| FOR IMMEDIATE RELEASE
WEDNESDAY, MARCH 26, 2003
TDD (202) 514-1888
Department Preserves Competition in Spanish-Language Radio Market
WASHINGTON, D.C. The Department of Justice today announced that it will require Univision Communications Incorporated to sell a significant portion of its partial ownership interest in Entravision Communications Corporation and agree to other restrictions in order to proceed with its $3 billion acquisition of Hispanic Broadcasting Corporation. The Department said that, without these conditions, Univision's acquisition of HBC would lessen competition in the sale of advertising time on many Spanish-language radio stations because HBC is Entravision's principal competitor in Spanish-language radio in many geographic areas.
The Department's Antitrust Division filed a lawsuit today in U.S. District Court in Washington, D.C., to block the proposed transaction. At the same time, the Department filed a proposed consent decree that, if approved by the court, would resolve the lawsuit and the Department's competitive concerns. Among other conditions, the decree requires Univision to divest a significant portion of its equity stake in Entravision, to relinquish its right to two seats on Entravision's Board of Directors, and to give up the right to vote its shares or veto certain Entravision business decisions.
"The changes required by the consent decree will enable advertisers that rely on Spanish-language radio to reach their targeted audience and to continue to benefit from competitive prices," said R. Hewitt Pate, Acting Assistant Attorney General in charge of the Department's Antitrust Division.
Univision now owns approximately 30 percent of Entravision's stock and has significant governance rights, including the right to place two members on Entravision's board and the right to veto certain Entravision business decisions. The decree requires Univision to divest its Entravision equity so that it holds no more than 15 percent of Entravision shares within three years and no more than 10 percent within six years. Univision must also exchange its Entravision stock for a nonvoting equity interest with limited rights. The decree also prevents Univision from participating in Entravision governance, or trying to improperly influence the conduct of Entravision's radio business.
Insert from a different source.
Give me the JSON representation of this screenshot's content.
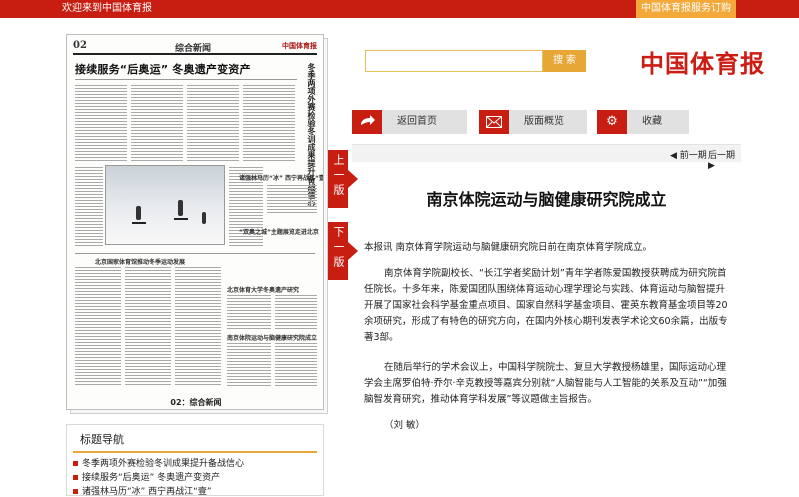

According to the complaint, HBC and Entravision are each other's closest competitor in many geographic areas where there are only a few Spanish-language radio broadcasters. If the combined company were to retain a large equity stake and governance rights in Entravision, Univision's acquisition of HBC would substantially reduce competition between Univision/HBC and Entravision and result in increased prices and reduced levels of service in the sale of advertising time on Spanish-language radio.
Univision, headquartered in Los Angeles and incorporated in Delaware, is the largest broadcaster of Spanish-language television programming in the United States. It consists of two broadcast networks, Univision and Telefutura, and one cable channel, Galavision. It also has several other Spanish-language media operations, including Internet sites and services, music recording, distribution, and publishing.
HBC, headquartered in Dallas and incorporated in Delaware, owns and operates more than 60 radio stations throughout the United States. In 2001, the company reported radio net revenues of approximately $240 million.
Entravision, headquartered in Santa Monica, California, and incorporated in Delaware, owns and operates approximately 55 radio stations throughout the United States. Entravision also owns or operates 49 television stations as a major affiliate for Univision's two broadcast networks. In 2001, Entravision's radio revenues were over $65 million and total revenues were about $209 million. Entravision is not a party to the Univision/HBC transaction and is not a party to the Department's lawsuit.
As required by the Tunney Act, the proposed consent decree, along with the Department's Competitive Impact Statement, will be published in the Federal Register. Any person may submit written comments concerning the proposed decree during a 60-day comment period to: James R. Wade, Chief, Litigation III Section, Antitrust Division, U.S. Department of Justice, 325 7th Street, N.W., Suite 300, Washington, D.C. 20530. At the conclusion of the 60-day comment period, the Court may enter the final judgment upon a finding that it serves the public interest.